Data excerpts —
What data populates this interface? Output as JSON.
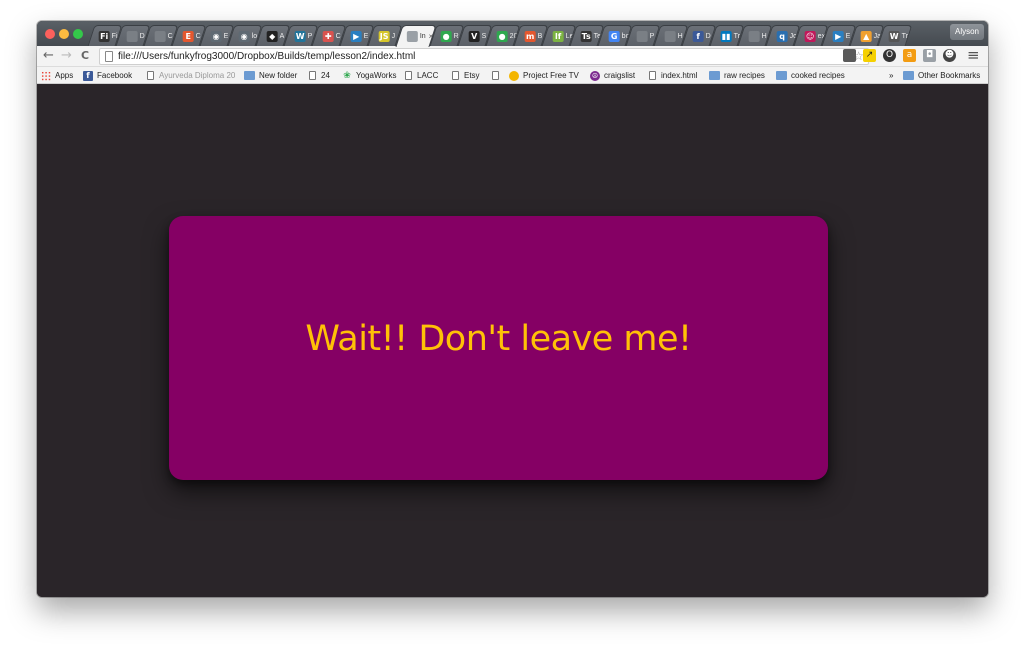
{
  "window": {
    "tabs": [
      {
        "title": "Fi",
        "favicon": "Fi",
        "color": "#333333"
      },
      {
        "title": "D",
        "favicon": "",
        "color": "#7a7f85"
      },
      {
        "title": "C",
        "favicon": "",
        "color": "#7a7f85"
      },
      {
        "title": "C",
        "favicon": "E",
        "color": "#e4572e"
      },
      {
        "title": "E",
        "favicon": "◉",
        "color": "#5f6a73"
      },
      {
        "title": "lo",
        "favicon": "◉",
        "color": "#5f6a73"
      },
      {
        "title": "A",
        "favicon": "◆",
        "color": "#222222"
      },
      {
        "title": "P",
        "favicon": "W",
        "color": "#21759b"
      },
      {
        "title": "C",
        "favicon": "✚",
        "color": "#d9534f"
      },
      {
        "title": "E",
        "favicon": "▶",
        "color": "#2a7fc1"
      },
      {
        "title": "J",
        "favicon": "JS",
        "color": "#d6c62a"
      },
      {
        "title": "In",
        "favicon": "",
        "color": "#9aa0a6"
      },
      {
        "title": "R",
        "favicon": "●",
        "color": "#2fa84f"
      },
      {
        "title": "S",
        "favicon": "V",
        "color": "#222222"
      },
      {
        "title": "20",
        "favicon": "●",
        "color": "#2fa84f"
      },
      {
        "title": "B",
        "favicon": "m",
        "color": "#e4572e"
      },
      {
        "title": "Le",
        "favicon": "lf",
        "color": "#7cb342"
      },
      {
        "title": "Te",
        "favicon": "Ts",
        "color": "#333333"
      },
      {
        "title": "bo",
        "favicon": "G",
        "color": "#4285f4"
      },
      {
        "title": "P",
        "favicon": "",
        "color": "#7a7f85"
      },
      {
        "title": "H",
        "favicon": "",
        "color": "#7a7f85"
      },
      {
        "title": "D",
        "favicon": "f",
        "color": "#3b5998"
      },
      {
        "title": "Tr",
        "favicon": "▮▮",
        "color": "#0079bf"
      },
      {
        "title": "H",
        "favicon": "",
        "color": "#7a7f85"
      },
      {
        "title": "Jc",
        "favicon": "q",
        "color": "#2a6fb0"
      },
      {
        "title": "ex",
        "favicon": "☺",
        "color": "#c2185b"
      },
      {
        "title": "E",
        "favicon": "▶",
        "color": "#2a7fc1"
      },
      {
        "title": "Ja",
        "favicon": "▲",
        "color": "#f0a030"
      },
      {
        "title": "Tr",
        "favicon": "W",
        "color": "#555555"
      }
    ],
    "active_tab_title": "In",
    "active_tab_close": "×",
    "profile_name": "Alyson"
  },
  "toolbar": {
    "back": "←",
    "forward": "→",
    "reload": "C",
    "url": "file:///Users/funkyfrog3000/Dropbox/Builds/temp/lesson2/index.html",
    "bookmark_star": "☆",
    "menu": "≡"
  },
  "bookmarks": {
    "items": [
      {
        "label": "Apps",
        "icon": "apps-icon"
      },
      {
        "label": "Facebook",
        "icon": "facebook-icon"
      },
      {
        "label": "Ayurveda Diploma 20",
        "icon": "page-icon"
      },
      {
        "label": "New folder",
        "icon": "folder-icon"
      },
      {
        "label": "24",
        "icon": "page-icon"
      },
      {
        "label": "YogaWorks",
        "icon": "leaf-icon"
      },
      {
        "label": "LACC",
        "icon": "page-icon"
      },
      {
        "label": "Etsy",
        "icon": "page-icon"
      },
      {
        "label": "",
        "icon": "page-icon"
      },
      {
        "label": "Project Free TV",
        "icon": "tv-icon"
      },
      {
        "label": "craigslist",
        "icon": "peace-icon"
      },
      {
        "label": "index.html",
        "icon": "page-icon"
      },
      {
        "label": "raw recipes",
        "icon": "folder-icon"
      },
      {
        "label": "cooked recipes",
        "icon": "folder-icon"
      }
    ],
    "overflow": "»",
    "other_bookmarks": "Other Bookmarks"
  },
  "page": {
    "background": "#2a2529",
    "dialog_color": "#850064",
    "message": "Wait!! Don't leave me!",
    "message_color": "#ffc107"
  }
}
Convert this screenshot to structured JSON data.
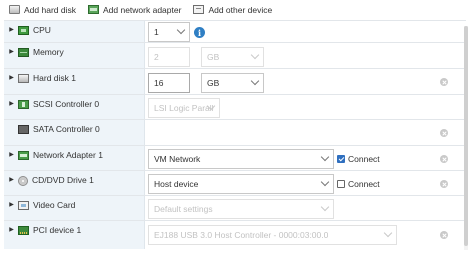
{
  "toolbar": {
    "add_hard_disk": "Add hard disk",
    "add_network_adapter": "Add network adapter",
    "add_other_device": "Add other device"
  },
  "rows": {
    "cpu": {
      "label": "CPU",
      "value": "1"
    },
    "memory": {
      "label": "Memory",
      "value": "2",
      "unit": "GB"
    },
    "hard_disk": {
      "label": "Hard disk 1",
      "value": "16",
      "unit": "GB"
    },
    "scsi": {
      "label": "SCSI Controller 0",
      "value": "LSI Logic Paralle"
    },
    "sata": {
      "label": "SATA Controller 0"
    },
    "network": {
      "label": "Network Adapter 1",
      "value": "VM Network",
      "connect_label": "Connect",
      "connected": true
    },
    "cddvd": {
      "label": "CD/DVD Drive 1",
      "value": "Host device",
      "connect_label": "Connect",
      "connected": false
    },
    "video": {
      "label": "Video Card",
      "value": "Default settings"
    },
    "pci": {
      "label": "PCI device 1",
      "value": "EJ188 USB 3.0 Host Controller - 0000:03:00.0"
    }
  },
  "icons": {
    "toolbar": [
      "hard-disk-icon",
      "network-adapter-icon",
      "other-device-icon"
    ],
    "info": "info-icon",
    "remove": "remove-icon"
  },
  "colors": {
    "label_column_bg": "#eef4f9",
    "info_icon": "#2f7fc4",
    "checkbox_checked": "#2f6fbf"
  }
}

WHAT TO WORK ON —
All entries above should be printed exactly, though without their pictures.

EXERCISE RESULT —
What data populates this interface? Output as JSON.
{
  "window": {
    "tabs": [
      {
        "title": "Fi",
        "favicon": "Fi",
        "color": "#333333"
      },
      {
        "title": "D",
        "favicon": "",
        "color": "#7a7f85"
      },
      {
        "title": "C",
        "favicon": "",
        "color": "#7a7f85"
      },
      {
        "title": "C",
        "favicon": "E",
        "color": "#e4572e"
      },
      {
        "title": "E",
        "favicon": "◉",
        "color": "#5f6a73"
      },
      {
        "title": "lo",
        "favicon": "◉",
        "color": "#5f6a73"
      },
      {
        "title": "A",
        "favicon": "◆",
        "color": "#222222"
      },
      {
        "title": "P",
        "favicon": "W",
        "color": "#21759b"
      },
      {
        "title": "C",
        "favicon": "✚",
        "color": "#d9534f"
      },
      {
        "title": "E",
        "favicon": "▶",
        "color": "#2a7fc1"
      },
      {
        "title": "J",
        "favicon": "JS",
        "color": "#d6c62a"
      },
      {
        "title": "In",
        "favicon": "",
        "color": "#9aa0a6"
      },
      {
        "title": "R",
        "favicon": "●",
        "color": "#2fa84f"
      },
      {
        "title": "S",
        "favicon": "V",
        "color": "#222222"
      },
      {
        "title": "20",
        "favicon": "●",
        "color": "#2fa84f"
      },
      {
        "title": "B",
        "favicon": "m",
        "color": "#e4572e"
      },
      {
        "title": "Le",
        "favicon": "lf",
        "color": "#7cb342"
      },
      {
        "title": "Te",
        "favicon": "Ts",
        "color": "#333333"
      },
      {
        "title": "bo",
        "favicon": "G",
        "color": "#4285f4"
      },
      {
        "title": "P",
        "favicon": "",
        "color": "#7a7f85"
      },
      {
        "title": "H",
        "favicon": "",
        "color": "#7a7f85"
      },
      {
        "title": "D",
        "favicon": "f",
        "color": "#3b5998"
      },
      {
        "title": "Tr",
        "favicon": "▮▮",
        "color": "#0079bf"
      },
      {
        "title": "H",
        "favicon": "",
        "color": "#7a7f85"
      },
      {
        "title": "Jc",
        "favicon": "q",
        "color": "#2a6fb0"
      },
      {
        "title": "ex",
        "favicon": "☺",
        "color": "#c2185b"
      },
      {
        "title": "E",
        "favicon": "▶",
        "color": "#2a7fc1"
      },
      {
        "title": "Ja",
        "favicon": "▲",
        "color": "#f0a030"
      },
      {
        "title": "Tr",
        "favicon": "W",
        "color": "#555555"
      }
    ],
    "active_tab_title": "In",
    "active_tab_close": "×",
    "profile_name": "Alyson"
  },
  "toolbar": {
    "back": "←",
    "forward": "→",
    "reload": "C",
    "url": "file:///Users/funkyfrog3000/Dropbox/Builds/temp/lesson2/index.html",
    "bookmark_star": "☆",
    "menu": "≡"
  },
  "bookmarks": {
    "items": [
      {
        "label": "Apps",
        "icon": "apps-icon"
      },
      {
        "label": "Facebook",
        "icon": "facebook-icon"
      },
      {
        "label": "Ayurveda Diploma 20",
        "icon": "page-icon"
      },
      {
        "label": "New folder",
        "icon": "folder-icon"
      },
      {
        "label": "24",
        "icon": "page-icon"
      },
      {
        "label": "YogaWorks",
        "icon": "leaf-icon"
      },
      {
        "label": "LACC",
        "icon": "page-icon"
      },
      {
        "label": "Etsy",
        "icon": "page-icon"
      },
      {
        "label": "",
        "icon": "page-icon"
      },
      {
        "label": "Project Free TV",
        "icon": "tv-icon"
      },
      {
        "label": "craigslist",
        "icon": "peace-icon"
      },
      {
        "label": "index.html",
        "icon": "page-icon"
      },
      {
        "label": "raw recipes",
        "icon": "folder-icon"
      },
      {
        "label": "cooked recipes",
        "icon": "folder-icon"
      }
    ],
    "overflow": "»",
    "other_bookmarks": "Other Bookmarks"
  },
  "page": {
    "background": "#2a2529",
    "dialog_color": "#850064",
    "message": "Wait!! Don't leave me!",
    "message_color": "#ffc107"
  }
}
Convert this screenshot to structured JSON data.
{
  "toolbar": {
    "add_hard_disk": "Add hard disk",
    "add_network_adapter": "Add network adapter",
    "add_other_device": "Add other device"
  },
  "rows": {
    "cpu": {
      "label": "CPU",
      "value": "1"
    },
    "memory": {
      "label": "Memory",
      "value": "2",
      "unit": "GB"
    },
    "hard_disk": {
      "label": "Hard disk 1",
      "value": "16",
      "unit": "GB"
    },
    "scsi": {
      "label": "SCSI Controller 0",
      "value": "LSI Logic Paralle"
    },
    "sata": {
      "label": "SATA Controller 0"
    },
    "network": {
      "label": "Network Adapter 1",
      "value": "VM Network",
      "connect_label": "Connect",
      "connected": true
    },
    "cddvd": {
      "label": "CD/DVD Drive 1",
      "value": "Host device",
      "connect_label": "Connect",
      "connected": false
    },
    "video": {
      "label": "Video Card",
      "value": "Default settings"
    },
    "pci": {
      "label": "PCI device 1",
      "value": "EJ188 USB 3.0 Host Controller - 0000:03:00.0"
    }
  },
  "icons": {
    "toolbar": [
      "hard-disk-icon",
      "network-adapter-icon",
      "other-device-icon"
    ],
    "info": "info-icon",
    "remove": "remove-icon"
  },
  "colors": {
    "label_column_bg": "#eef4f9",
    "info_icon": "#2f7fc4",
    "checkbox_checked": "#2f6fbf"
  }
}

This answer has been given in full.